As for the defense attorney mentioning the jury's right to judge those laws as well as the facts? It's not allowed to be mentioned, and can lead to mistrial if it is, as far as I know. FIJA (http://fija.org/) has a lot more detail on that issue.


ETA: And FIJA even has an essay (http://fija.org/2011/01/22/jurors-unanimously-say-no-to-abuse-of-laws-to-harass-phil-mocek/) on the Mocek case. Just noticed it, haven't yet read it myself.

ETA2: According to that article, I'm wrong about some of the facts. Worth reading. I liked the summation.

Juror nullification happens any time a jury refuses to enforce a misguided prosecution, a bad law, or a misapplied law. Nullification can happen in any instance when jurors exercise their authority to protect someone from any over-reaching government action. Any action which violates either the Constitution or human rights, not necessarily in that order, must be nullified. We applaud the jurors in this case for protecting Mr. Mocek’s rights, and all of our rights in the process.

Bird of Prey
01-23-2011, 08:44 PM
How is the law clear? He was trespassing after he was asked to leave. He did refuse to obey a lawful order. He did refuse to show any identification other that his boarding pass. He was guilty of those three charges.

As for the defense attorney mentioning the jury's right to judge those laws as well as the facts? It's not allowed to be mentioned, and can lead to mistrial if it is, as far as I know. FIJA (http://fija.org/) has a lot more detail on that issue.


ETA: And FIJA even has an essay (http://fija.org/2011/01/22/jurors-unanimously-say-no-to-abuse-of-laws-to-harass-phil-mocek/) on the Mocek case. Just noticed it, haven't yet read it myself.

ETA2: According to that article, I'm wrong about some of the facts. Worth reading. I liked the summation.

Mr. Mocek did not testify, and the defense rested on Friday without calling any witnesses or presenting any evidence. the jury found that even without rebuttal, the TSA and Albuquerque police had failed to satisfy their burden of proving any of the four charges: concealing his identity, refusing to obey a lawful order (it was never entirely clear whether this was supposed to have been an order to turn off his camera, an order to leave the airport despite having a valid ticket, or an order to show ID, none of which would have been lawful orders), trespassing, and disorderly conduct. . . .

As per your article, I rest my case, Don. . . .

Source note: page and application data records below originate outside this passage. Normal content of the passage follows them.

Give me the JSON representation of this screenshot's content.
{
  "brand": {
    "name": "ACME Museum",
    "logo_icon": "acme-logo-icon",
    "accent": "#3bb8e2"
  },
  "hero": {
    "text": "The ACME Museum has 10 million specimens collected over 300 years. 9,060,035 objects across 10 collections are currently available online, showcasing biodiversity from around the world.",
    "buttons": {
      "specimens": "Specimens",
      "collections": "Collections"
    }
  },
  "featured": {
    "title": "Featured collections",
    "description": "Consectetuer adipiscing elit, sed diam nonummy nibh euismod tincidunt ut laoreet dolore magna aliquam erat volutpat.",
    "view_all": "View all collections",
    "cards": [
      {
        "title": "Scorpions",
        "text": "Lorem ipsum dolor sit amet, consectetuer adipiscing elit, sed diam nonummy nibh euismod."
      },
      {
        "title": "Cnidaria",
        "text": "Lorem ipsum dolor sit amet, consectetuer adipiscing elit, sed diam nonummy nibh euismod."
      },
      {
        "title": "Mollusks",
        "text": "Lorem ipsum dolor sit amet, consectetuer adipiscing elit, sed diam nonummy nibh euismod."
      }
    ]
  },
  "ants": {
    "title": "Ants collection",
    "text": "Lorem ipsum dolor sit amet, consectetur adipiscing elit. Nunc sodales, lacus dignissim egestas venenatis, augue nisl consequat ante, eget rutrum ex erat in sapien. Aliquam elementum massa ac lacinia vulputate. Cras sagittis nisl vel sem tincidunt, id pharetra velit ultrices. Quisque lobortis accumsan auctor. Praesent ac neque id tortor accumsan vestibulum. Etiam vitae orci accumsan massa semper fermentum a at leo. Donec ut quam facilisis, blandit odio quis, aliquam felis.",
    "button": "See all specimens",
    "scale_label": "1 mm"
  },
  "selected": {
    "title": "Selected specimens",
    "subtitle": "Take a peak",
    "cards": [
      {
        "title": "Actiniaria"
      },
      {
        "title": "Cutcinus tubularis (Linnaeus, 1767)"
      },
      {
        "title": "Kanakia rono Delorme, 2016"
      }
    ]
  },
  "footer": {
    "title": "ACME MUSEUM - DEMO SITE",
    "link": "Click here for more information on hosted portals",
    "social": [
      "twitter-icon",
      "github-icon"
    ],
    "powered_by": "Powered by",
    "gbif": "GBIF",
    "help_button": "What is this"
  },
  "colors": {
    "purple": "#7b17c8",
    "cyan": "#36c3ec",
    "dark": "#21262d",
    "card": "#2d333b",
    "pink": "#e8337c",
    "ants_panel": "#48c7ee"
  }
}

Don
01-23-2011, 08:58 PM
Mr. Mocek did not testify, and the defense rested on Friday without calling any witnesses or presenting any evidence. the jury found that even without rebuttal, the TSA and Albuquerque police had failed to satisfy their burden of proving any of the four charges: concealing his identity, refusing to obey a lawful order (it was never entirely clear whether this was supposed to have been an order to turn off his camera, an order to leave the airport despite having a valid ticket, or an order to show ID, none of which would have been lawful orders), trespassing, and disorderly conduct. . . .

As per your article, I rest my case, Don. . . .
Yeah, I saw that, as I mentioned in that post. Still a victory for the right to travel, IMO.

Michael Wolfe
01-23-2011, 09:12 PM
Still a victory for the right to travel, IMO.

In a way, yes. But of course, the guy didn't actually get to travel.

Don
01-23-2011, 09:21 PM
In a way, yes. But of course, the guy didn't actually get to travel.
Picky, picky, picky. :D Things have generally never worked out well for the pioneers. You can always tell them by the arrows in their backs. Prison is a long-revered solution for dealing with "troublemakers" standing up for individual rights; most freedom fighters have ended up in there sooner or later. Any time that doesn't work out we have cause to celebrate.

Michael Wolfe
01-23-2011, 09:48 PM
Any time that doesn't work out we have cause to celebrate.


I agree. And I suspect Mocek never really believed he'd be able to board his flight. This verdict is probably more validation than he thought he'd ever get.